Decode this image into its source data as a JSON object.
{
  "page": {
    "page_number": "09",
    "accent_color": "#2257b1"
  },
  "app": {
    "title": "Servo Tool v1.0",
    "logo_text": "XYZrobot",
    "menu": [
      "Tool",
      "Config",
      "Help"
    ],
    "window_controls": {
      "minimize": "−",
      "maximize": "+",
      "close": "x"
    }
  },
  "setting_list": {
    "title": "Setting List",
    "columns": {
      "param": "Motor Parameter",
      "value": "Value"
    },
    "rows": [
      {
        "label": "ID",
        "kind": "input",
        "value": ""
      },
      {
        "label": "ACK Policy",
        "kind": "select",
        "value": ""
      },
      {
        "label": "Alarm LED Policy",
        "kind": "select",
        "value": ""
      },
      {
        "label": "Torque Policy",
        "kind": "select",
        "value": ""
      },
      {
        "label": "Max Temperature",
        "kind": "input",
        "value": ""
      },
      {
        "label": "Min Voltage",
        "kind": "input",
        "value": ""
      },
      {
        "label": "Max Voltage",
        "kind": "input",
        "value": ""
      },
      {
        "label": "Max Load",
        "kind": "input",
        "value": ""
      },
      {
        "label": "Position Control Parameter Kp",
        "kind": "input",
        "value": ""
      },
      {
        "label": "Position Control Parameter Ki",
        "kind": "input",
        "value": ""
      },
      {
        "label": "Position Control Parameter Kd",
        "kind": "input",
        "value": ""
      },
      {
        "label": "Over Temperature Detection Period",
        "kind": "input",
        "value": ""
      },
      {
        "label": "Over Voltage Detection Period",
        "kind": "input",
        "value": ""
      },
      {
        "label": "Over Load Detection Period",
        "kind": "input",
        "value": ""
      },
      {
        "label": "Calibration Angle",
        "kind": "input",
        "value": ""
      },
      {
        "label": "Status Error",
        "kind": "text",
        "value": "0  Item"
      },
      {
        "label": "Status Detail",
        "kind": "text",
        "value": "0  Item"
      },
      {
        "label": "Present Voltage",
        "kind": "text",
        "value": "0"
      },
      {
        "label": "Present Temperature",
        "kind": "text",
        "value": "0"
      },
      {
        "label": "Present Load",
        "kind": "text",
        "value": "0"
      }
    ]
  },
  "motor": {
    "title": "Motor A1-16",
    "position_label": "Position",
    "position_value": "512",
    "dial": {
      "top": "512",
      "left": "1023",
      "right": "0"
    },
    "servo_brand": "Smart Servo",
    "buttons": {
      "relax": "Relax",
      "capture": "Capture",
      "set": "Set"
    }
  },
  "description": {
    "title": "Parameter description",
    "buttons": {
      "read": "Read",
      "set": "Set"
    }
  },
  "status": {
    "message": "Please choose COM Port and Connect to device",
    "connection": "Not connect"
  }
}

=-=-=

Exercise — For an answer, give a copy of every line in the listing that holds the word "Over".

Task result —
        "label": "Over Temperature Detection Period",
        "label": "Over Voltage Detection Period",
        "label": "Over Load Detection Period",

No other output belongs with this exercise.